Wow, run out as soon as you see this and buy tickets for the showing of the Dixie Chicks documentary “Shut Up and Sing” at the Denver Film Festival [last] Thursday night. It’s a tremendously insightful and surprisingly moving portrait of the music industry, the current state of American politics/polemics, and the friendship of three remarkable women. There’s no schedule yet for it to open for a long run in Denver, though it likely will happen later this fall — so the festival is a good chance to see it early. The movie tells the story of their rash comments about President Bush, and how radio station conglomerates and reactionary talk show hosts collaborated to temporarily shut down the Dixie Chicks’ careers. Even if you’re not interested in the politics, there are terrific renditions of some of their best songs, and intimate portraits of the three musicians’ family lives.And the Washington Post's Stephen Hunter, who liked the movie too, but is slightly less admiring of one of the Cheeks:
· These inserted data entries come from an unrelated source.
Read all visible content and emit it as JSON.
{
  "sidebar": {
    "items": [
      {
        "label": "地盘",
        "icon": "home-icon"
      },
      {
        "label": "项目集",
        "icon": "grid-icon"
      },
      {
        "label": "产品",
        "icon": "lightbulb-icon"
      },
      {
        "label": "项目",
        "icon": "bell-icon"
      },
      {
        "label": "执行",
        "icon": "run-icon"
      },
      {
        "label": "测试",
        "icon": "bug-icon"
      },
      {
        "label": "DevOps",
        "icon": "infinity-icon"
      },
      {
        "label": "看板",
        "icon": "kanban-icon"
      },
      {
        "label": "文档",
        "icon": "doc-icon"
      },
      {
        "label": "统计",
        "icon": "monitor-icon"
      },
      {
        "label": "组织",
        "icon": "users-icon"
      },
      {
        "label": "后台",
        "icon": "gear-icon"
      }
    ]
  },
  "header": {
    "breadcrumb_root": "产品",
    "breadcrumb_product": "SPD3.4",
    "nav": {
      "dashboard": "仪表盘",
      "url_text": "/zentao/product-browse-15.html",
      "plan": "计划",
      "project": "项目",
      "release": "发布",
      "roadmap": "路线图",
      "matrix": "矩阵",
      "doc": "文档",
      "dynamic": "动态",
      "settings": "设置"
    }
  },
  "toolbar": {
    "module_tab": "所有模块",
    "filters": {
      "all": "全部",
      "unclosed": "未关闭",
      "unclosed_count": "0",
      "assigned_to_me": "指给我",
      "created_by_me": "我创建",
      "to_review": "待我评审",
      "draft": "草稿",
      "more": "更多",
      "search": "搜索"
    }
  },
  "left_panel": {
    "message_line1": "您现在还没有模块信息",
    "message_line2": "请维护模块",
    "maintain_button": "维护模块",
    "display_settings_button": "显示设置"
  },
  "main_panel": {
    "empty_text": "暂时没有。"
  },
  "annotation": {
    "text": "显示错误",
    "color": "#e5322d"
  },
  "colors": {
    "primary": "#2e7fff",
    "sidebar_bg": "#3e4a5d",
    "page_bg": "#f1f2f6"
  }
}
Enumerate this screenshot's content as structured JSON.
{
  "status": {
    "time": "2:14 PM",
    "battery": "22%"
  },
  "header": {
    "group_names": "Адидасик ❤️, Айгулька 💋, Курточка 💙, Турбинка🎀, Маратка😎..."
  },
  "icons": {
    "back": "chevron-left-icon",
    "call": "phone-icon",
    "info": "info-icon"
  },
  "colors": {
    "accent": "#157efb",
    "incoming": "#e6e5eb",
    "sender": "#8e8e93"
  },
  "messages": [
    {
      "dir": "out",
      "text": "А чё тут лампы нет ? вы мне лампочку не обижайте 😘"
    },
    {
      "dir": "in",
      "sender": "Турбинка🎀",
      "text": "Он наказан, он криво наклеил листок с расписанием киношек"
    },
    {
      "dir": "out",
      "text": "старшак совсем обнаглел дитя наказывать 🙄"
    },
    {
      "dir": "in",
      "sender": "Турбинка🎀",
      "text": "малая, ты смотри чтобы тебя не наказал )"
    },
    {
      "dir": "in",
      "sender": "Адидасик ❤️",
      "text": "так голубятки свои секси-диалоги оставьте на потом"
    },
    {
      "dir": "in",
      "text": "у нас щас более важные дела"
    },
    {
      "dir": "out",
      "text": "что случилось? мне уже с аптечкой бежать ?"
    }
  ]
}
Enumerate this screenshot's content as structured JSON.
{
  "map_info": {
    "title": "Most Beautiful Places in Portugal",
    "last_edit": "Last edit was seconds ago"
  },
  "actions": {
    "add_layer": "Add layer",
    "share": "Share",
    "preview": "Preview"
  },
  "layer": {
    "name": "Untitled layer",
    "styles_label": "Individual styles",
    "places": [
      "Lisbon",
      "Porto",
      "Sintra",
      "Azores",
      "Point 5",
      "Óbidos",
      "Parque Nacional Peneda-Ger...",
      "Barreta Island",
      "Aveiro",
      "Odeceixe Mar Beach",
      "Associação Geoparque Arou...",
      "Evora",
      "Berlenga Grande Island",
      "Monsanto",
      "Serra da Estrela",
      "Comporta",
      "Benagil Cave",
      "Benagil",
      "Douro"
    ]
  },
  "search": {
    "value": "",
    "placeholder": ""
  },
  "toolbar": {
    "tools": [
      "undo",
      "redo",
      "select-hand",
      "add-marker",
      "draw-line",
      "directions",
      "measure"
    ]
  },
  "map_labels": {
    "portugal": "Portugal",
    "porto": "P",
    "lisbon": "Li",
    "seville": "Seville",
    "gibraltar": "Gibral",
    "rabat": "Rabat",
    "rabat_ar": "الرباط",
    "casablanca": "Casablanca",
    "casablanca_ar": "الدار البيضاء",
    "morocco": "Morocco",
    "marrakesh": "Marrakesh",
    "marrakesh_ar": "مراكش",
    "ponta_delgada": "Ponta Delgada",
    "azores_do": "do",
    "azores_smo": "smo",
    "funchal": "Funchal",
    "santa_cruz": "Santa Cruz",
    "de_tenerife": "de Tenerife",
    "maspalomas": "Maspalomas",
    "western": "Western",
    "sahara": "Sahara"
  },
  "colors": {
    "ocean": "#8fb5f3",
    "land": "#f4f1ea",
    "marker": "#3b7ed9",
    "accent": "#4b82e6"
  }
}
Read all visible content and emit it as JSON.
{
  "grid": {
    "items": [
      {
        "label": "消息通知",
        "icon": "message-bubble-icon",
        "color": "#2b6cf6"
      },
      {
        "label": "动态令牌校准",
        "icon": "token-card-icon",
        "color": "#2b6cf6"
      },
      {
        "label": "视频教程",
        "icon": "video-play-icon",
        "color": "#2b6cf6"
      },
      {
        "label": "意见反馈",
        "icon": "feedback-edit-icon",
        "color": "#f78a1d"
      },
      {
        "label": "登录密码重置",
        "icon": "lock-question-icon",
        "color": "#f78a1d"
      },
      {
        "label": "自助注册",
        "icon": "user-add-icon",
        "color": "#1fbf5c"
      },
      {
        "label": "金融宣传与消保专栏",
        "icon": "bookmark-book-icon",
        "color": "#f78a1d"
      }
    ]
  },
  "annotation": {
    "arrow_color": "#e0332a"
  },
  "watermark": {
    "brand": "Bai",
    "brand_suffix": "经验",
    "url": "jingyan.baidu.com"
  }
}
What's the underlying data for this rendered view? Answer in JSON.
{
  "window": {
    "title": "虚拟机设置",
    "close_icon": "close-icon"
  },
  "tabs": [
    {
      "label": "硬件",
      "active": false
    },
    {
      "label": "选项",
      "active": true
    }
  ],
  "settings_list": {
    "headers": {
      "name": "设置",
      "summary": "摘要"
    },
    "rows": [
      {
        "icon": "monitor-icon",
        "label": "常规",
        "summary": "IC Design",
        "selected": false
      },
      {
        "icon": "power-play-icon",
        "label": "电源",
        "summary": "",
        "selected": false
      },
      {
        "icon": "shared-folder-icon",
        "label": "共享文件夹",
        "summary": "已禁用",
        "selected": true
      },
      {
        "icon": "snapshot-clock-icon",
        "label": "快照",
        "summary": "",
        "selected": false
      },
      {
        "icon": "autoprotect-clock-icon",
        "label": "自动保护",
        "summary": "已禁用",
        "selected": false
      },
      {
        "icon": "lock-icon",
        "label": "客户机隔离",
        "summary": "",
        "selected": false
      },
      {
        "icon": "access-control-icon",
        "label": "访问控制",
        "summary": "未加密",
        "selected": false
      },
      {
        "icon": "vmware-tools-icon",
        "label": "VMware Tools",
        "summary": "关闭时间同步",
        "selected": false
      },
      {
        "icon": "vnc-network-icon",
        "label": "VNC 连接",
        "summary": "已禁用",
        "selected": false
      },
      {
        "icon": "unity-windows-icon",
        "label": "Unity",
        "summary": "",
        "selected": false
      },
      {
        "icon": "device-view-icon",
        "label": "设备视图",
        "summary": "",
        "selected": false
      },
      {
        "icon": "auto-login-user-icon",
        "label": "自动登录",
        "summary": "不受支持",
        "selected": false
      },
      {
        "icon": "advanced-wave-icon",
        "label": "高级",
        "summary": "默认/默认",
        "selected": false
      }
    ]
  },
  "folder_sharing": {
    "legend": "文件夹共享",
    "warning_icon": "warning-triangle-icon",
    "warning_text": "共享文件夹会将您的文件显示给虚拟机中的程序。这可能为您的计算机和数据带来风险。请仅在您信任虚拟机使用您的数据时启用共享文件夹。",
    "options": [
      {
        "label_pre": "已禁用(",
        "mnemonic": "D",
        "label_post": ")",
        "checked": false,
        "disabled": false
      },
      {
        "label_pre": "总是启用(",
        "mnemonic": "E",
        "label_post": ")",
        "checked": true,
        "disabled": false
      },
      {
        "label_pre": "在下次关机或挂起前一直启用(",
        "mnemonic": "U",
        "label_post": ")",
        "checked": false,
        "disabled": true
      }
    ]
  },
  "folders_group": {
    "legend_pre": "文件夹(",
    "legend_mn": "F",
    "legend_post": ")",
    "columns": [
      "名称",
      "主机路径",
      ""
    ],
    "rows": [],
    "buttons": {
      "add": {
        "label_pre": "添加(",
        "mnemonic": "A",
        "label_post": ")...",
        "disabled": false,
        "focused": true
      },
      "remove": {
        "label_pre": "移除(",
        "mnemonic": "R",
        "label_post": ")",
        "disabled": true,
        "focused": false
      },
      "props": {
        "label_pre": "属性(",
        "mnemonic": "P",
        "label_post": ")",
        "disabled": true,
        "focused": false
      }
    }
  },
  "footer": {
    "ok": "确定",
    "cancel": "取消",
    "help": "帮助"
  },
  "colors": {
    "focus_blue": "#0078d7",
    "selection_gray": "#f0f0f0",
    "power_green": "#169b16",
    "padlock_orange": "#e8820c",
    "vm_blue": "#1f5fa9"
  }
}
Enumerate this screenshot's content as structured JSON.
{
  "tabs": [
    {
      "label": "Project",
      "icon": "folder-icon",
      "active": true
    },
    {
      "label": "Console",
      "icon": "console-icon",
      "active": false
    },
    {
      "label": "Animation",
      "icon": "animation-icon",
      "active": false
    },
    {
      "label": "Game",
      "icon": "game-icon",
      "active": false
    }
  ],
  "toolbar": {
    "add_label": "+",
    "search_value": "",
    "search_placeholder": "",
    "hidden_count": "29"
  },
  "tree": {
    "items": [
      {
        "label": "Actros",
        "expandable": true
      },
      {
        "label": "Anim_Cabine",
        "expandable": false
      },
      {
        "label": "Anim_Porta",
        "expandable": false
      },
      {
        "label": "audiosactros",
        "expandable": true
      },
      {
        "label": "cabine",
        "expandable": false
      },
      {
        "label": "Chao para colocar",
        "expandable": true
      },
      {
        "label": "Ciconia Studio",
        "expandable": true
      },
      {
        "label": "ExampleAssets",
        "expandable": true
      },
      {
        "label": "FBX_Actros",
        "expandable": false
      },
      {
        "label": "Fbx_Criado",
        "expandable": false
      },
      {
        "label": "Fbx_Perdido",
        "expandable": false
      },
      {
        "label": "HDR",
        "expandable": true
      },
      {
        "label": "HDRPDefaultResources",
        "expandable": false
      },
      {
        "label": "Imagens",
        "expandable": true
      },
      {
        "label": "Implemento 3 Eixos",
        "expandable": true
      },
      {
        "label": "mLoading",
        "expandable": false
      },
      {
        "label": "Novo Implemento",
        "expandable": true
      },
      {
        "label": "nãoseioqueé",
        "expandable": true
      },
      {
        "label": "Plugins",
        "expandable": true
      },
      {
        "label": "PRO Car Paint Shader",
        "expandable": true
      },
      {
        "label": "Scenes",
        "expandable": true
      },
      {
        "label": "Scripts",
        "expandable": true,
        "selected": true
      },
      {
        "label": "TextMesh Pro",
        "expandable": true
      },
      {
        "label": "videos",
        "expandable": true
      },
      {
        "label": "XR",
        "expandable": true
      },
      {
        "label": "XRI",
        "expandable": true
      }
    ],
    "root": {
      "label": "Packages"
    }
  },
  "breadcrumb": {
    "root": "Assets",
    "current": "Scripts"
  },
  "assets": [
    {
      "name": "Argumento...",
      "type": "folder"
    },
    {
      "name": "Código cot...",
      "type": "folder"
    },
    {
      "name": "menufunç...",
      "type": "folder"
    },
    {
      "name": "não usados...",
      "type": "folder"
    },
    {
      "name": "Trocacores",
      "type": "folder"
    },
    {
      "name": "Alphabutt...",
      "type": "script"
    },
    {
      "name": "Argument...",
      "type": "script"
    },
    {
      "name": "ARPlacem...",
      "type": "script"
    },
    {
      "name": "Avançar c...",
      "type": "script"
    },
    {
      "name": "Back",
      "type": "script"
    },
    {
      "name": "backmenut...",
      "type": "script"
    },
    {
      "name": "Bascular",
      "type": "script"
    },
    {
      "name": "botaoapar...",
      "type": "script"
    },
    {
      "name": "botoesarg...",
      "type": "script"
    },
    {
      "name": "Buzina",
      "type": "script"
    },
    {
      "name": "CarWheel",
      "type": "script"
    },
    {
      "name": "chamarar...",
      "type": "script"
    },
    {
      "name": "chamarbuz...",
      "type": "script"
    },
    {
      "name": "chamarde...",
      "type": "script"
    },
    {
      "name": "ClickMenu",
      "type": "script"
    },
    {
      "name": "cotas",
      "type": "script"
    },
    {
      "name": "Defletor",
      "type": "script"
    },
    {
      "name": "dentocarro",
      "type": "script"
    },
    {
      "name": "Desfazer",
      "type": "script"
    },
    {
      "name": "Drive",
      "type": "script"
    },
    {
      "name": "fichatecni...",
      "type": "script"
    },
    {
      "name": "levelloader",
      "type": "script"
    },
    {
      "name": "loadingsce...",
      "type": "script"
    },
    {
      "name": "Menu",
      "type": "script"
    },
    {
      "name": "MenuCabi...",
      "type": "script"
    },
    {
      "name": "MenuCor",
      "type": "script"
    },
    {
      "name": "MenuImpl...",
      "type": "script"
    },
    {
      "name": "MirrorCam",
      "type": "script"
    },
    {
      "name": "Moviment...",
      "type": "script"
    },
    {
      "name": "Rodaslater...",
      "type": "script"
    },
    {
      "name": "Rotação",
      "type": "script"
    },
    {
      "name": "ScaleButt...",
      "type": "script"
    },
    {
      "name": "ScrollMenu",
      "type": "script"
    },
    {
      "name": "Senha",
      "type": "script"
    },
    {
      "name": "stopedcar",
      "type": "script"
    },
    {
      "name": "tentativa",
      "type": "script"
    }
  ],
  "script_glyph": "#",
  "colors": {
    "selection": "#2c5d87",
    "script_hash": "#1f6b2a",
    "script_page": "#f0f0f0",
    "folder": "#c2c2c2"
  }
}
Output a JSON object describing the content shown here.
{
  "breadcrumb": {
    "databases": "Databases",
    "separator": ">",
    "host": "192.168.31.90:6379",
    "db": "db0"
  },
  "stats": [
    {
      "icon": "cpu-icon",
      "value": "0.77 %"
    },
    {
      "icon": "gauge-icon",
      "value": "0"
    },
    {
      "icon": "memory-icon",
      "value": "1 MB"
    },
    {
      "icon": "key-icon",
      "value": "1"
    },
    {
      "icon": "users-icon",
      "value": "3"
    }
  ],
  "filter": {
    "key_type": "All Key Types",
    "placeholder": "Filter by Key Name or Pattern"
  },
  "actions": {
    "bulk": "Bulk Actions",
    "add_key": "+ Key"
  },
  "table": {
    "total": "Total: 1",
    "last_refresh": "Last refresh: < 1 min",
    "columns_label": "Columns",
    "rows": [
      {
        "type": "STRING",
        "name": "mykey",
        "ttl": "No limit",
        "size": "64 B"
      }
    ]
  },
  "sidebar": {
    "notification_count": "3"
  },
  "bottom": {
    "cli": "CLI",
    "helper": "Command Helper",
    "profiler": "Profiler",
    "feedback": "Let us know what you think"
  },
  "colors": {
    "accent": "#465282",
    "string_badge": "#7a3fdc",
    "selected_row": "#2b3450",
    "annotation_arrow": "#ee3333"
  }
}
One of the excellent attributes of "Shut Up and Sing" is that it lets the cards fall where they may and really doesn't try to spin the Chicks themselves. It's quite possible, then, to watch the film and come to the conclusion that Natalie Maines has a big mouth. Spectacularly talented, the young singer is also a spectacular blowhard, and documentarian Barbara Kopple almost subversively focuses on Maines blabbering away at meetings without a serious thought in her head, no impulse control anywhere in sight, and, for some reason, always supine, as if her great status grants her the right to encounter the world from bed.(via Tim Blair)
Update: Think I've mentioned this before, but besides being a Pulitzer-winning movie critic, Stephen Hunter is one of the best thriller writers around. Start with The Day Before Midnight.
Update II: Pretty anemic group blog the Post had going during the festival, isn't it? Why, if you didn't know better you'd think newspaper types still didn't get blogs, darned if you wouldn't.